The divide between the teachers unions and the charter-school crowd often seems unbridgeable. At an education-reform forum in Denver last month, on the eve of the Democratic Convention, Cory Booker , the mayor of Newark and a member of the pro-charter Education Equality Project , spoke out against the unions, noting how "vicious" they can be:
Ten years ago, when I started talking about school choice, I was tarred and feathered. ... I literally was brought into a room by a [teachers] union [representative] ... and threatened that I would never win in office if I kept talking about school choice, if I kept talking about charter schools."
When collaborations—or even kind words—between the two sides do come along these days, they can seem all the more startling. Take the new Green Dot school in the Bronx.
Green Dot Public Schools
is a charter-management organization that runs 12 charter high schools in Los Angeles. It's different from other successful charter groups, like

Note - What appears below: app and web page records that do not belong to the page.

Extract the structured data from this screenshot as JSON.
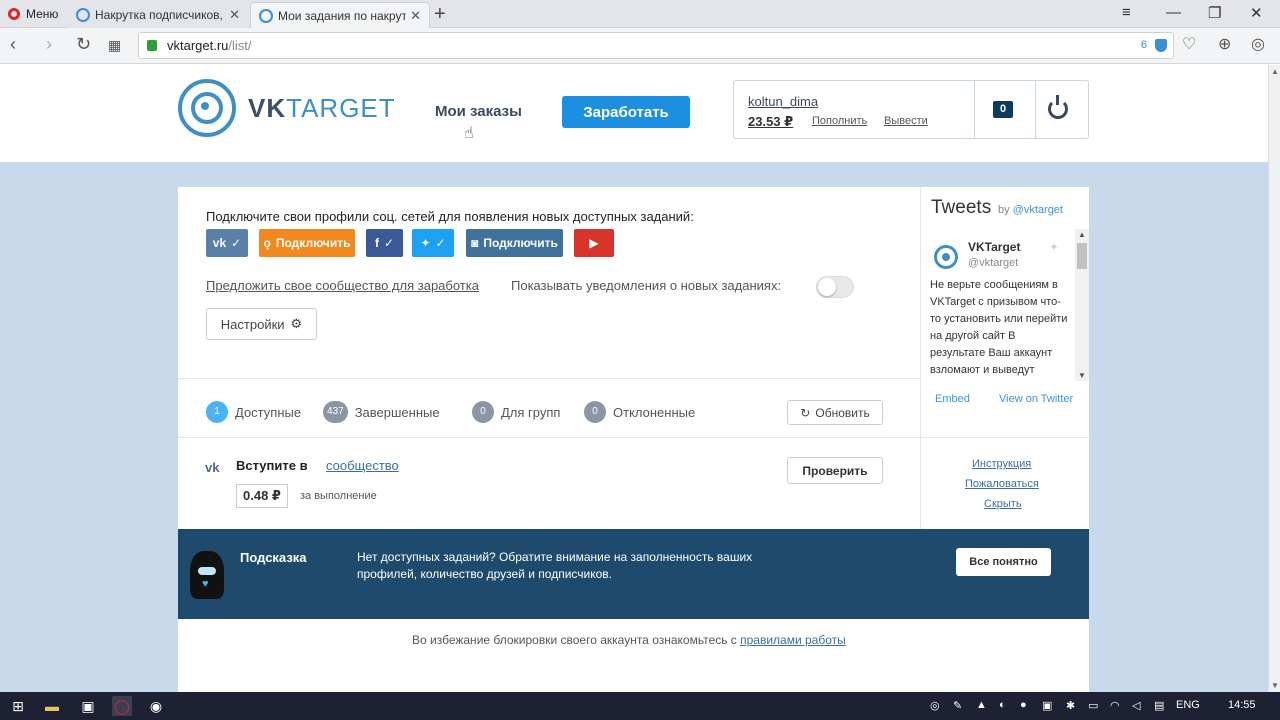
{
  "browser": {
    "menu_label": "Меню",
    "tabs": [
      {
        "title": "Накрутка подписчиков, л"
      },
      {
        "title": "Мои задания по накрутке"
      }
    ],
    "url_host": "vktarget.ru",
    "url_path": "/list/",
    "url_badge": "6"
  },
  "header": {
    "logo_vk": "VK",
    "logo_target": "TARGET",
    "my_orders": "Мои заказы",
    "earn": "Заработать",
    "username": "koltun_dima",
    "balance": "23.53 ₽",
    "topup": "Пополнить",
    "withdraw": "Вывести",
    "notifications": "0"
  },
  "connect": {
    "title": "Подключите свои профили соц. сетей для появления новых доступных заданий:",
    "buttons": [
      {
        "icon": "vk-icon",
        "label": "✓",
        "color": "#5b7fa6"
      },
      {
        "icon": "ok-icon",
        "label": "Подключить",
        "color": "#f08a1e"
      },
      {
        "icon": "fb-icon",
        "label": "✓",
        "color": "#3b5998"
      },
      {
        "icon": "twitter-icon",
        "label": "✓",
        "color": "#1da1f2"
      },
      {
        "icon": "instagram-icon",
        "label": "Подключить",
        "color": "#3f729b"
      },
      {
        "icon": "youtube-icon",
        "label": "",
        "color": "#d9342b"
      }
    ],
    "suggest_link": "Предложить свое сообщество для заработка",
    "notify_label": "Показывать уведомления о новых заданиях:",
    "notify_on": false,
    "settings_label": "Настройки"
  },
  "filters": [
    {
      "count": "1",
      "label": "Доступные"
    },
    {
      "count": "437",
      "label": "Завершенные"
    },
    {
      "count": "0",
      "label": "Для групп"
    },
    {
      "count": "0",
      "label": "Отклоненные"
    }
  ],
  "refresh_label": "Обновить",
  "task": {
    "text": "Вступите в",
    "link": "сообщество",
    "price": "0.48 ₽",
    "price_note": "за выполнение",
    "check_label": "Проверить",
    "side_links": [
      "Инструкция",
      "Пожаловаться",
      "Скрыть"
    ]
  },
  "hint": {
    "title": "Подсказка",
    "text": "Нет доступных заданий? Обратите внимание на заполненность ваших профилей, количество друзей и подписчиков.",
    "ok_label": "Все понятно"
  },
  "rules": {
    "text": "Во избежание блокировки своего аккаунта ознакомьтесь с",
    "link": "правилами работы"
  },
  "tweets": {
    "title": "Tweets",
    "by": "by",
    "by_handle": "@vktarget",
    "name": "VKTarget",
    "handle": "@vktarget",
    "text": "Не верьте сообщениям в VKTarget с призывом что-то установить или перейти на другой сайт В результате Ваш аккаунт взломают и выведут",
    "embed": "Embed",
    "view": "View on Twitter"
  },
  "taskbar": {
    "lang": "ENG",
    "time": "14:55"
  }
}
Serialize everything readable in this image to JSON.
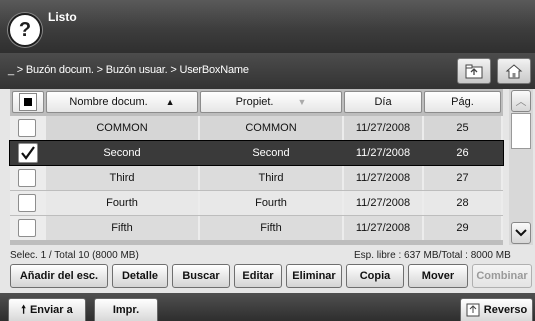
{
  "status": {
    "text": "Listo"
  },
  "help_label": "?",
  "path": "_ > Buzón docum. > Buzón usuar. > UserBoxName",
  "table": {
    "headers": [
      "Nombre docum.",
      "Propiet.",
      "Día",
      "Pág."
    ],
    "rows": [
      {
        "name": "COMMON",
        "owner": "COMMON",
        "date": "11/27/2008",
        "pages": "25",
        "checked": false
      },
      {
        "name": "Second",
        "owner": "Second",
        "date": "11/27/2008",
        "pages": "26",
        "checked": true
      },
      {
        "name": "Third",
        "owner": "Third",
        "date": "11/27/2008",
        "pages": "27",
        "checked": false
      },
      {
        "name": "Fourth",
        "owner": "Fourth",
        "date": "11/27/2008",
        "pages": "28",
        "checked": false
      },
      {
        "name": "Fifth",
        "owner": "Fifth",
        "date": "11/27/2008",
        "pages": "29",
        "checked": false
      }
    ]
  },
  "info": {
    "selection": "Selec. 1  / Total 10 (8000 MB)",
    "space": "Esp. libre : 637 MB/Total : 8000 MB"
  },
  "actions": {
    "add": "Añadir del esc.",
    "detail": "Detalle",
    "search": "Buscar",
    "edit": "Editar",
    "delete": "Eliminar",
    "copy": "Copia",
    "move": "Mover",
    "combine": "Combinar"
  },
  "bottom": {
    "send": "Enviar a",
    "print": "Impr.",
    "back": "Reverso"
  },
  "colors": {
    "selected_row": "#3a3a3a",
    "row_light": "#ececec",
    "row_mid": "#dcdcdc"
  }
}
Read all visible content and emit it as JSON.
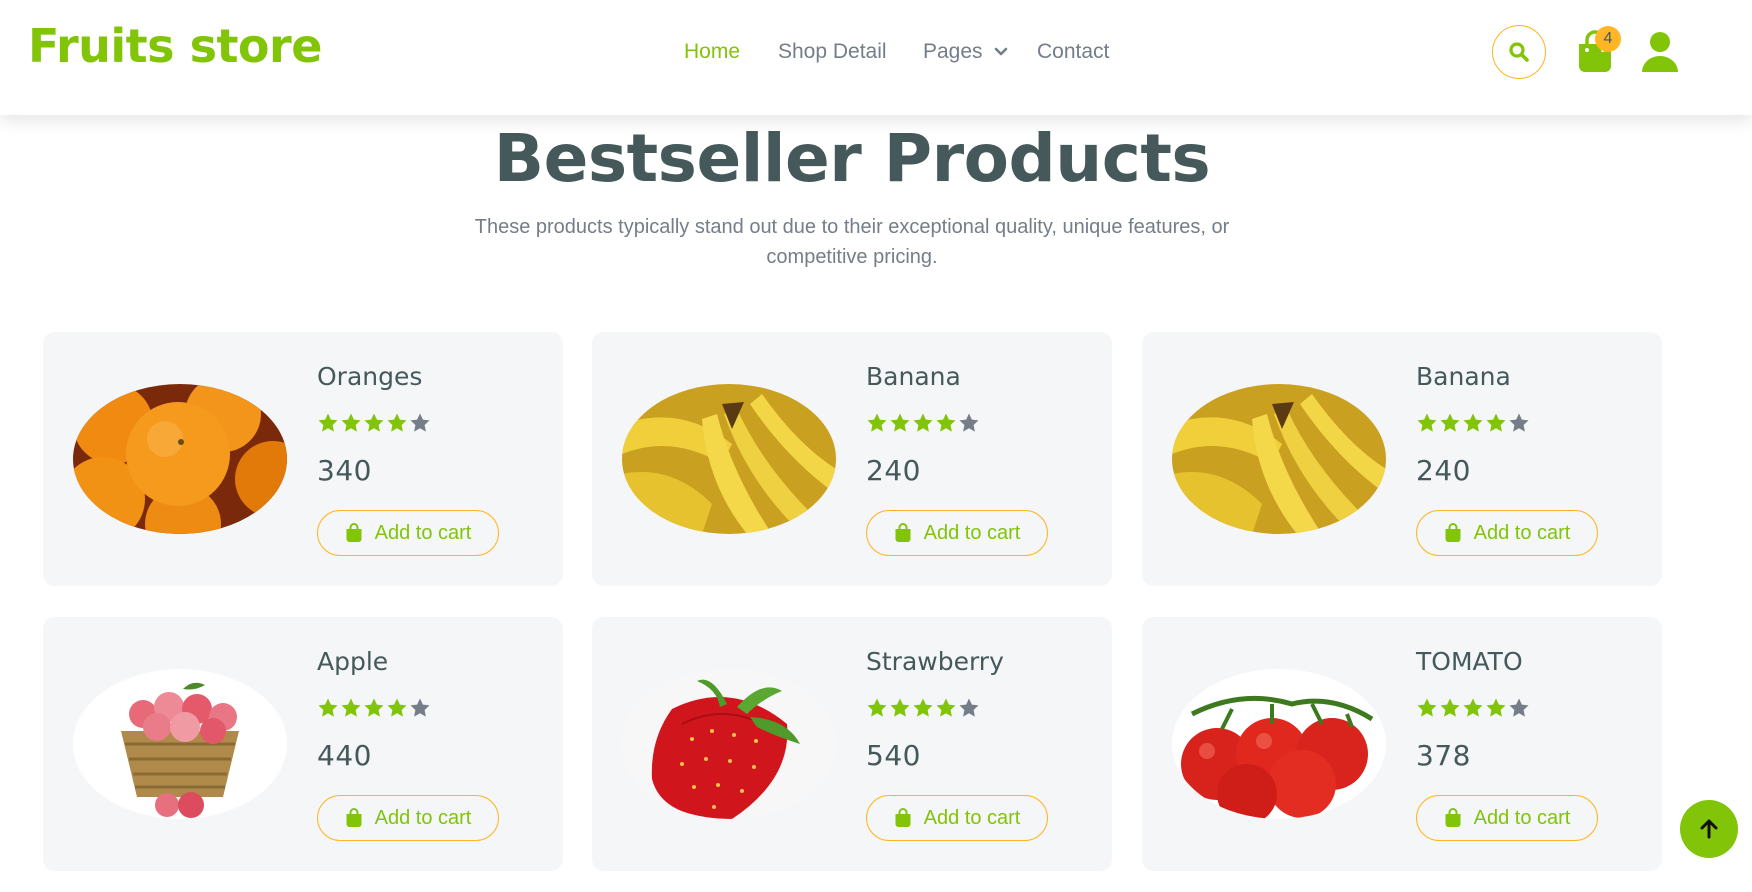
{
  "brand": {
    "logo_text": "Fruits store",
    "accent_color": "#81c408",
    "secondary_color": "#ffb524"
  },
  "nav": {
    "items": [
      {
        "label": "Home",
        "active": true
      },
      {
        "label": "Shop Detail",
        "active": false
      },
      {
        "label": "Pages",
        "has_dropdown": true,
        "active": false
      },
      {
        "label": "Contact",
        "active": false
      }
    ]
  },
  "header_actions": {
    "search_icon": "search-icon",
    "cart_icon": "shopping-bag-icon",
    "cart_count": "4",
    "user_icon": "user-icon"
  },
  "section": {
    "title": "Bestseller Products",
    "description": "These products typically stand out due to their exceptional quality, unique features, or competitive pricing."
  },
  "products": [
    {
      "name": "Oranges",
      "rating": 4,
      "max_rating": 5,
      "price": "340",
      "image": "oranges",
      "button": "Add to cart"
    },
    {
      "name": "Banana",
      "rating": 4,
      "max_rating": 5,
      "price": "240",
      "image": "bananas",
      "button": "Add to cart"
    },
    {
      "name": "Banana",
      "rating": 4,
      "max_rating": 5,
      "price": "240",
      "image": "bananas",
      "button": "Add to cart"
    },
    {
      "name": "Apple",
      "rating": 4,
      "max_rating": 5,
      "price": "440",
      "image": "apples",
      "button": "Add to cart"
    },
    {
      "name": "Strawberry",
      "rating": 4,
      "max_rating": 5,
      "price": "540",
      "image": "strawberry",
      "button": "Add to cart"
    },
    {
      "name": "TOMATO",
      "rating": 4,
      "max_rating": 5,
      "price": "378",
      "image": "tomatoes",
      "button": "Add to cart"
    }
  ],
  "back_to_top_icon": "arrow-up-icon"
}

, in three important (and challenging) ways: Green Dot runs high schools instead of middle schools. The group specializes in "transformations" of existing failing public schools instead of starting their own from scratch. And their schools work with unionized teachers, unlike most charter schools.
Two weeks ago, Green Dot opened its first school outside of L.A., a charter in the South Bronx. What's unusual about the school is that it is run in a partnership with the United Federation of Teachers, the New York City teachers union. The ceremony marking the school's debut was a lion-lying-down-with-the-lamb moment: Joel Klein, New York's school superintendent, stood next to his frequent adversary, Randi Weingarten, the president of the UFT, as they cut the ribbon.

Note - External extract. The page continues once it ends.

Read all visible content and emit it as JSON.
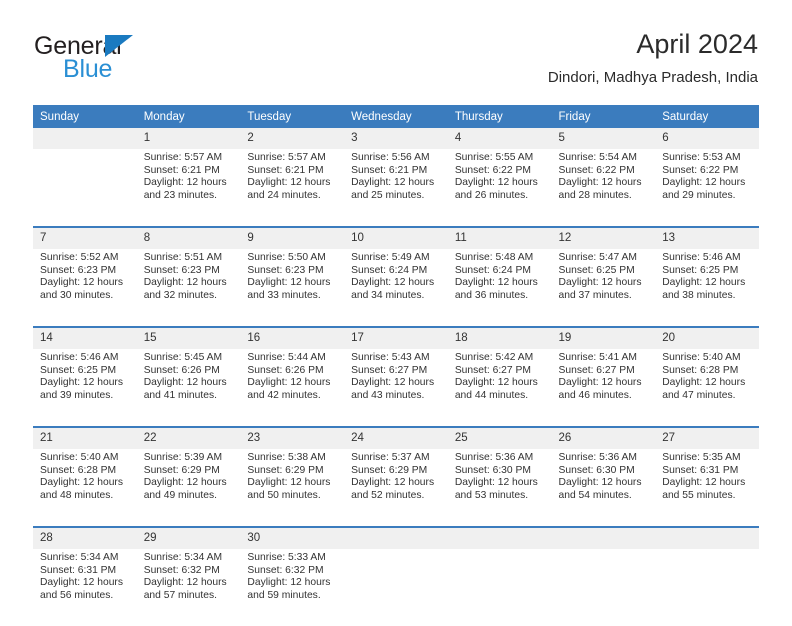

It's hard to know if the new school will be the beginning of a trend toward unionized charters—for now, there doesn't seem to be much enthusiasm for this kind of arrangement on the part of any charter provider but Green Dot. But at the very least it's a model for a new type of relationship between old enemies. And if the reform folks really want to scale up their no-excuses model to a point where it's big enough to change things for a significant number of kids across the country, it couldn't hurt to have the unions on board.